But somewhere in time, these lines of reality and faux-reality got skewed. What may be someone else's reality such as American Idol, Survivor, Project Runway, Keeping up with the Kardashian's, Who Want's to be a Millionaire, Home Makeover, and Jersey Shore is in fact another person's faux-ality. Reality TV has received a ton of criticism because of it's use of the term "real" and that it is supposedly unscripted yet highly choreographed and edited. Reality TV highlights personalities and drama, whereby capturing uncomfortable scenarios it often exploits, humiliates, and alienates some participants, while others are rewarded. Today you have a million different shows thus complementing our individuality and eradicate emotions. This variety of TV allows us to live vicariously through others, turn off OR on our brains, experience extrodinary lives. In some weird way Reality TV is then somewhat superimposed into our lives, where when we're fishing we think of the Deadliest Catch, or shopping think of the Kardashians.
If Abe Lincoln, Walter Cronkite, Ed Sullivan, or Johnny Carson turned on the TV today, they'd think we were all bipolar and watching TV is like a Choose Your Own Adventure book we can all experience the great outdoor spirit of Survivor, learn how to remodel a house with HGTV, and go shopping with the Rich Kids of Beverly Hills. Just remember even though this allows us to experience alternative lifestyles and emotions it is not real, ultimately you are staring at a box, and viewership proliferates programing.

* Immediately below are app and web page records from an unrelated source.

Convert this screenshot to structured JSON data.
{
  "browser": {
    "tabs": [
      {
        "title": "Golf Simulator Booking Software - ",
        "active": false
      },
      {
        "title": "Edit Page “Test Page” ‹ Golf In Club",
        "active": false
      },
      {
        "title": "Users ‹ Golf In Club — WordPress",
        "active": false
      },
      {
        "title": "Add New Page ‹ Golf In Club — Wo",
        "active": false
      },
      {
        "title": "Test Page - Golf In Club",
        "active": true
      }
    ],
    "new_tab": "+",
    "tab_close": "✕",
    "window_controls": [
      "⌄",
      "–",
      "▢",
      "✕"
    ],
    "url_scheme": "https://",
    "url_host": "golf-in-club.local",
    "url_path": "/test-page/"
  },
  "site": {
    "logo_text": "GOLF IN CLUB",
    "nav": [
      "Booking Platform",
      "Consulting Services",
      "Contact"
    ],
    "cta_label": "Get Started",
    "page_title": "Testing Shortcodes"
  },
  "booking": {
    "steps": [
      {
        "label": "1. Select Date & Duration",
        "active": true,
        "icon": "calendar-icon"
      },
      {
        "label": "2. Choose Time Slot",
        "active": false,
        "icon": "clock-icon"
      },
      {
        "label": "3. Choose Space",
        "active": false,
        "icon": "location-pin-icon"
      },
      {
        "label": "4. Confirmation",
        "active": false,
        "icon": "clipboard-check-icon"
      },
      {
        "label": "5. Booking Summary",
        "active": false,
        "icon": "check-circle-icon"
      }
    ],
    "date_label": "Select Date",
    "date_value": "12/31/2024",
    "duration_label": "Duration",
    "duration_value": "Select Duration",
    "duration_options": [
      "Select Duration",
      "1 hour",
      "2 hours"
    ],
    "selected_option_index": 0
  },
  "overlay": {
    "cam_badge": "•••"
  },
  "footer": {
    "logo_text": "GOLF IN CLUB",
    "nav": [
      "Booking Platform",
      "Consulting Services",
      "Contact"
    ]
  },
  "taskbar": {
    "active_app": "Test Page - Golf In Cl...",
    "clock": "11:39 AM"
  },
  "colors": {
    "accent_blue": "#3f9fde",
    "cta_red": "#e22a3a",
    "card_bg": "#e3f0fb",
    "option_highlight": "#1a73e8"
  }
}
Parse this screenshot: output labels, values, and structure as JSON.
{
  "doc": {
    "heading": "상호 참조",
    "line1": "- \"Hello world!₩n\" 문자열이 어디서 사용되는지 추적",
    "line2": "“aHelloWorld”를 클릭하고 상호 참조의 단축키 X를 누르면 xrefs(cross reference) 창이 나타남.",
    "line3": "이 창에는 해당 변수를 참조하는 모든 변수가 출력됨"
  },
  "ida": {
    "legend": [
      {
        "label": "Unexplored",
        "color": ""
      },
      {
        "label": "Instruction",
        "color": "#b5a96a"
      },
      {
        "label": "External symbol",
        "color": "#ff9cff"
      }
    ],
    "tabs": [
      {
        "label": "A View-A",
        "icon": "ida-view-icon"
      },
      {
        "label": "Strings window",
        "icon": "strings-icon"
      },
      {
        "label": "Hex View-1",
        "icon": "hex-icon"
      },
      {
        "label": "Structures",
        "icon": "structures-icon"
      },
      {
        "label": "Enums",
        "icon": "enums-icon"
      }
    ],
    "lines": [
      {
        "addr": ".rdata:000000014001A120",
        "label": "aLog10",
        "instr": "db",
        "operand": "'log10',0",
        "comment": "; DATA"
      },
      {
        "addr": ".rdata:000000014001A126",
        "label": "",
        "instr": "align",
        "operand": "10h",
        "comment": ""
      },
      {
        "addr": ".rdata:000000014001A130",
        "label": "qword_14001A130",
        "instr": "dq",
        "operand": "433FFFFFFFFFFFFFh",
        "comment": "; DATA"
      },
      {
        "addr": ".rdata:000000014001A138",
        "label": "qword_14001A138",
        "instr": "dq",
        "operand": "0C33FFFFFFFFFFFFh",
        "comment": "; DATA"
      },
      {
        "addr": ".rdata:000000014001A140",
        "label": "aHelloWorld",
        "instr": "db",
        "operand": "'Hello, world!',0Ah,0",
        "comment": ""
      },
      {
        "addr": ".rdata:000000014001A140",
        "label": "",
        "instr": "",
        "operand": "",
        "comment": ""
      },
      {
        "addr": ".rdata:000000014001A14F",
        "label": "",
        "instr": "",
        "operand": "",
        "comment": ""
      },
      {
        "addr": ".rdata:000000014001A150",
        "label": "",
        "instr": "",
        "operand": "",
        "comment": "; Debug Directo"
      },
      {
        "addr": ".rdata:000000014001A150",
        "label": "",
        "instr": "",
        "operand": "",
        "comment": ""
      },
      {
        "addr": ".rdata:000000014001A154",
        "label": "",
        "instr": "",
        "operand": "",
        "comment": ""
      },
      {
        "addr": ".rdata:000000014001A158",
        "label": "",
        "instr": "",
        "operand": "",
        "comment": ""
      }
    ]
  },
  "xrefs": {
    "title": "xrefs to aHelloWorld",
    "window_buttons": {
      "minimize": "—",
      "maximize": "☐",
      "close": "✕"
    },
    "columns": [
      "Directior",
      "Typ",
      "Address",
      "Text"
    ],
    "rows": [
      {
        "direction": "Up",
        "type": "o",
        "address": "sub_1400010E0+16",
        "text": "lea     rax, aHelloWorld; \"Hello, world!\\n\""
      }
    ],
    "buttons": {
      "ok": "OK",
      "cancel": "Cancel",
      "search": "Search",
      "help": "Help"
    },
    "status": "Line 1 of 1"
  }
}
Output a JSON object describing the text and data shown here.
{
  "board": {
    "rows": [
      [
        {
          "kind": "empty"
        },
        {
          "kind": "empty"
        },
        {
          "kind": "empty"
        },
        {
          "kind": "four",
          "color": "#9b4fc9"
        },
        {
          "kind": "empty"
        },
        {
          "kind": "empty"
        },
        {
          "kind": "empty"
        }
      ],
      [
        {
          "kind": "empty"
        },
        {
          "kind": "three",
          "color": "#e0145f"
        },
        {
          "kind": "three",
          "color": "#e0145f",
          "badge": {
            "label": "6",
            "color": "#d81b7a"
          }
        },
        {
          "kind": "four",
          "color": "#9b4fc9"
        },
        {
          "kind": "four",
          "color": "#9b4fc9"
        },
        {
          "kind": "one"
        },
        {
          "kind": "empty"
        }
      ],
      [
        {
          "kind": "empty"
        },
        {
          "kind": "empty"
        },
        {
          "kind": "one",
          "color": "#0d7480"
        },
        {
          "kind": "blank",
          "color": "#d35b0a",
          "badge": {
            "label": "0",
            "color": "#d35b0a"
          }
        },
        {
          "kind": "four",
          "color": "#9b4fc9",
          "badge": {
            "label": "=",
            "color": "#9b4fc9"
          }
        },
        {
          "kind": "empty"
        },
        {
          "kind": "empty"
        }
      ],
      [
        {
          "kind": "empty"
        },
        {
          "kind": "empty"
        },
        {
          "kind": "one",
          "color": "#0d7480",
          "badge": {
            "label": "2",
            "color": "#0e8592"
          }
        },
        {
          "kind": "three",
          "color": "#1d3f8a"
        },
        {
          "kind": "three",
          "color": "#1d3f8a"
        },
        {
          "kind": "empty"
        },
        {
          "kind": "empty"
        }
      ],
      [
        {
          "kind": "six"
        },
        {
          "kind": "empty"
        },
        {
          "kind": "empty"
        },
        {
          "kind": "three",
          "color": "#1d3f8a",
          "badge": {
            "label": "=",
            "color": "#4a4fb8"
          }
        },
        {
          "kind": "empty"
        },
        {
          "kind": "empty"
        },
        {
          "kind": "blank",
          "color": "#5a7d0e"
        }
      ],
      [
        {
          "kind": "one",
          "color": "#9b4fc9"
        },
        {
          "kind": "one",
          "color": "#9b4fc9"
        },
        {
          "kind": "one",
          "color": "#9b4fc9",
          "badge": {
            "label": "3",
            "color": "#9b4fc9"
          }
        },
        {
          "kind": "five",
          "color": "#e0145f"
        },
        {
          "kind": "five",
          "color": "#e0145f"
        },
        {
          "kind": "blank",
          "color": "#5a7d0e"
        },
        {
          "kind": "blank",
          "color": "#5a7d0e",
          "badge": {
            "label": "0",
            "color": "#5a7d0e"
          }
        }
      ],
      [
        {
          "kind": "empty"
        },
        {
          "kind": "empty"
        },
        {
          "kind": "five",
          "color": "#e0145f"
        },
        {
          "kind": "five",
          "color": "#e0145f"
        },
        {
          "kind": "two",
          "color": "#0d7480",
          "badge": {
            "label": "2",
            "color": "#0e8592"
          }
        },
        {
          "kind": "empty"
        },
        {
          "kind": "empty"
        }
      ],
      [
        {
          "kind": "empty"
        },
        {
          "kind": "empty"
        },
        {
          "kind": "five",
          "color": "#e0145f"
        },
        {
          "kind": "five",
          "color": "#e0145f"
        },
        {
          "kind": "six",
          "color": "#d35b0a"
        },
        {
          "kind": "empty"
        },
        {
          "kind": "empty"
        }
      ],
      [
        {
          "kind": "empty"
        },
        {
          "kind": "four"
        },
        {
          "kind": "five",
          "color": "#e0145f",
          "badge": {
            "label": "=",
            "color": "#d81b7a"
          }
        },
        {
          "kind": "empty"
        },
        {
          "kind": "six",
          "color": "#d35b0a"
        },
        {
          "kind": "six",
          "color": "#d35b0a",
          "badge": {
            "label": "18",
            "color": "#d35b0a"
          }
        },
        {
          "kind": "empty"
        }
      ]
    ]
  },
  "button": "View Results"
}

100 Objects of Popular and Material Culture is an blog exploring the manifestations of human consumption and commodity-ization. The purpose of this experiment is to explore material and popular culture in contemporary society by using objects and concepts to prompt wider questions and reflections. So by emulating The British Museum's and Neil MacGregor's format of A History of the World in 100 Objects I plan to satirically analyze and reinterpreted 100 material culture objects over the course of 2014. Material Culture is the study of our culture's consumption of stuff; namely the manifestation of culture through material productions where people's perceptions of objects is socially and culturally dependent. With this, objects reflect conscious and unconscious beliefs on the the individuals who fabricated, purchased, or used them, and by extension the society where they live. So examining materiality, cultural truths and societal assumptions may be discovered. As anthropologist Arjun Appaduai states "in any society the individual is often caught between the cultural structure of commodity-ization and his own personal attempts to bring a value and order to the universe of things." Objects and commodities make up a much larger symbolic system consisting of want and need, socio-economic status, fashion, etc. Often times form follows function whether the commodity, market, and or consumer forever evolve around one-another. Philosopher Pierre Bourdieu's theories of capital flow full circle; where regardless if you are a minimalist or a hoarder the world is made up of things and everyone will leave their footprint on the earth. So by humorously analyzing marketed objects and concepts, hopefully this blog will provide further incite into ideas of over-consumption, a disposable society, consumerism vs. anti-consumers, planned obsolescence vs. sustainability, as well as the greater good of mankind and future generations.